BEGIN INFORMATION SUPPLIED

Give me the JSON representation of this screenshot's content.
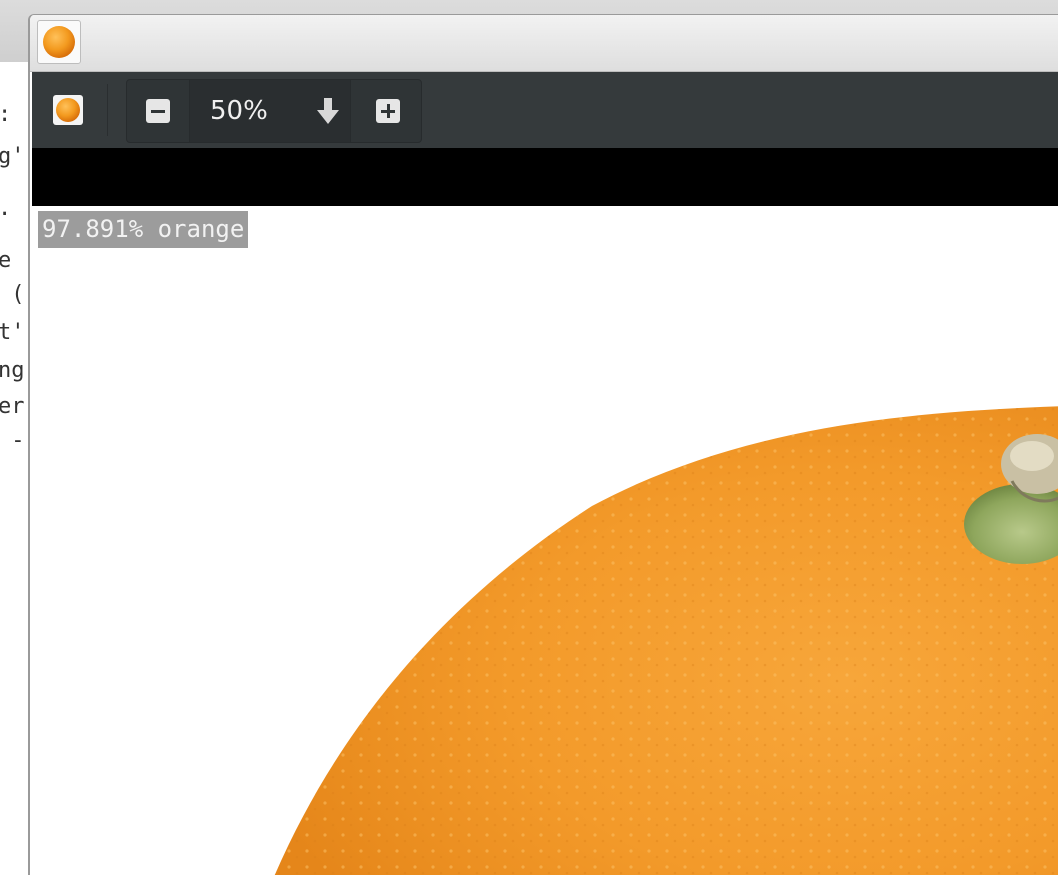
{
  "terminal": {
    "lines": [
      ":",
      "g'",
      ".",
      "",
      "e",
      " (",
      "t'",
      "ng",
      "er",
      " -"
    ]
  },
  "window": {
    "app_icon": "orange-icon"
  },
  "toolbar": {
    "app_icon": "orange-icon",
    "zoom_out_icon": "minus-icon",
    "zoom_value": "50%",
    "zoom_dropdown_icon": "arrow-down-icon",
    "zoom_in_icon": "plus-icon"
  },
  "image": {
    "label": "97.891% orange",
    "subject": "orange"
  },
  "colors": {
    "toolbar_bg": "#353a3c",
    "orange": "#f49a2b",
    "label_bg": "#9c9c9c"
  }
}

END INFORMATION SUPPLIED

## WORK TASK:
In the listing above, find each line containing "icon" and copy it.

## RESULT BELOW:
    "app_icon": "orange-icon"
    "app_icon": "orange-icon",
    "zoom_out_icon": "minus-icon",
    "zoom_dropdown_icon": "arrow-down-icon",
    "zoom_in_icon": "plus-icon"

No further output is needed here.